Shot in Herring’s native Mississippi, “Neverlasting City” explores the Columbia Training School, a former juvenile detention center for girls. A decade after the school was closed amidst investigations of systemic abuse and sexual assault, its neglected buildings remain intact, overgrown, and unexposed. To capture the Training School’s story, Herring weaves her images with text from the U.S. Department of Justice report that led to the school’s closure. The braid she forms frames the role of time and decay on the landscapes and decrepit remains of these abandoned grounds. Herring’s illustrative, graphic images invite the reader to contemplate toll of lost childhood, the ruin that abuse brings, and the detailed attention that formative years deserve. vision for each work.
In 1918, city officials in Columbia, Mississippi, celebrated a ribbon cutting at the Columbia Training School, a correctional facility for misguided or otherwise delinquent youth. By farming its 3,300 acres, the Training School existed for decades as a self-sufficient community. In those years, the Training School maintained a quiet but consistent role in the Marion County area, creating jobs and making news only on those rare occasions when an internee escaped.
Beginning in the era of forced integration, boys were slowly moved to a similar facility near Jackson, Mississippi, making the Training School an all-girls facility. No longer able to maintain its self-sufficiency through forced labor, the Training School increasingly relied on the Mississippi legislature for funding. Under tightened budgets, staff training was shortened, medical resources were constricted, and renovations were stalled. Conditions at the Training School steadily worsened. In 2002, allegations of sexual assault, physical abuse, and medical neglect prompted the United States Department of Justice to open the investigation that would close the Training School.
Since 2008, the school’s facilities have stood in quiet abandonment, with only small parts of its front offices being re-purposed by a local yoga studio. The rest of the vast, once-self-suf f icient city remains untouched, af fected by nothing, save weather and time. Its sinuous roads, overgrown fields, and many empty rooms leave one consumed by the haste of how it was left. Binders of school evaluations dated summer 2008 sit open on cedar desks, faucets drip and run, dishes sit washed, stacked and waiting to be used by girls who are now a decade gone.

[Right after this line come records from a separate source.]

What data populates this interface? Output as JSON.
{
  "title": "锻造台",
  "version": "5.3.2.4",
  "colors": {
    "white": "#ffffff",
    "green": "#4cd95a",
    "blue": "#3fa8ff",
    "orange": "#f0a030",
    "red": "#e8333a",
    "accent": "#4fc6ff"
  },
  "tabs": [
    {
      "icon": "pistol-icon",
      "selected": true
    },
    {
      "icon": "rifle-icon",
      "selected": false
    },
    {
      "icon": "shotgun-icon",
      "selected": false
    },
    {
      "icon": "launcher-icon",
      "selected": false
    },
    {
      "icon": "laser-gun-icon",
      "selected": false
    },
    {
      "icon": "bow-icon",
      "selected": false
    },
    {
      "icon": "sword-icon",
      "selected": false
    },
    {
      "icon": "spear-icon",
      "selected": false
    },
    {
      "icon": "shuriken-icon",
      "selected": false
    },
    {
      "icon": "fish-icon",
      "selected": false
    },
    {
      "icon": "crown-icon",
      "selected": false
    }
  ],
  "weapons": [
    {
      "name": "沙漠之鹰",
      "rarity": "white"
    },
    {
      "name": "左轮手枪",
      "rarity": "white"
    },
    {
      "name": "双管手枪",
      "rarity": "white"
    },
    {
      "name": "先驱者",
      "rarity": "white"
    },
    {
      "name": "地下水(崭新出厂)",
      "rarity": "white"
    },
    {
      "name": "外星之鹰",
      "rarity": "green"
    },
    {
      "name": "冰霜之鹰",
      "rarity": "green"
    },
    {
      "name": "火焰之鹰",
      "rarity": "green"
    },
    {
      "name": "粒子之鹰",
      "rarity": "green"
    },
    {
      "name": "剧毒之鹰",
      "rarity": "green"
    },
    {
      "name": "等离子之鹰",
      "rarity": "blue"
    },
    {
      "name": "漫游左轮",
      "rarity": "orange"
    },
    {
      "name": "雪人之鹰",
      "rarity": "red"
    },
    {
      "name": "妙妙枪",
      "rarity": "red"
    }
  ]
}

That clocks slay time may be true, but I wonder what Mr. Faulkner might have said to Columbia, to the Training School, where second-hands fail even to quiver on the many clock faces throughout the school’s halls and rooms. Time is told in shadows and seasons, by mauve asters and old trees, the first sundials. Hours and years are, once more, wasted measures, unknown and unmarked on the face of nature’s time. Right now, the first summer heat is the time for blackberry bushes, kudzu vines, and moss.
In the century since the ribbon-cutting ceremony that opened the Training School, much has changed for Mississippi. In 1918, neither women nor African-Americans could vote, reform schools could force juveniles to work the fields, and Governor Theodore Bilbo was a sworn member of the Ku-Klux-Klan. Since that time, Mississippi has made massive strides in race relations, gender equality, and legislative integrity. Its culture has given the world Robert Johnson, William Faulkner, Fannie Lou Hamer, Morgan Freeman, Elvis, and Oprah. While Mississippi’s social progress and rich culture deserve celebration, much work remains for Mississippi’s children.
This work explores a place that witnessed untold childhood hurt. Even now, a sense of loss per vades the premises, where small things grow and big things decay, where human errors rot and nature is reclaiming its worn ground. It’s not the land that’s dead, but something in the land, about the land, throughout the place. The humid Mississippi air chokes the empty cells and guards’ houses with their own sodden, long-born burdens. And yet native blooms insist on living, and long vines grow and green moss creeps, and lily pads quilt the surface of what was the bathing pool.
What survives, stamped on these lifeless things that will rot forever among the
magnolias, beneath the aged oaks, between these immitigable, knowing pines?
What might be made of this vast heap of half-broken things, of this elegant decline, of all
that ’s blooming, of all that ’s been stolen, lost and set ablaze in these acres of insane green?
Look away, Dixieland, while you can.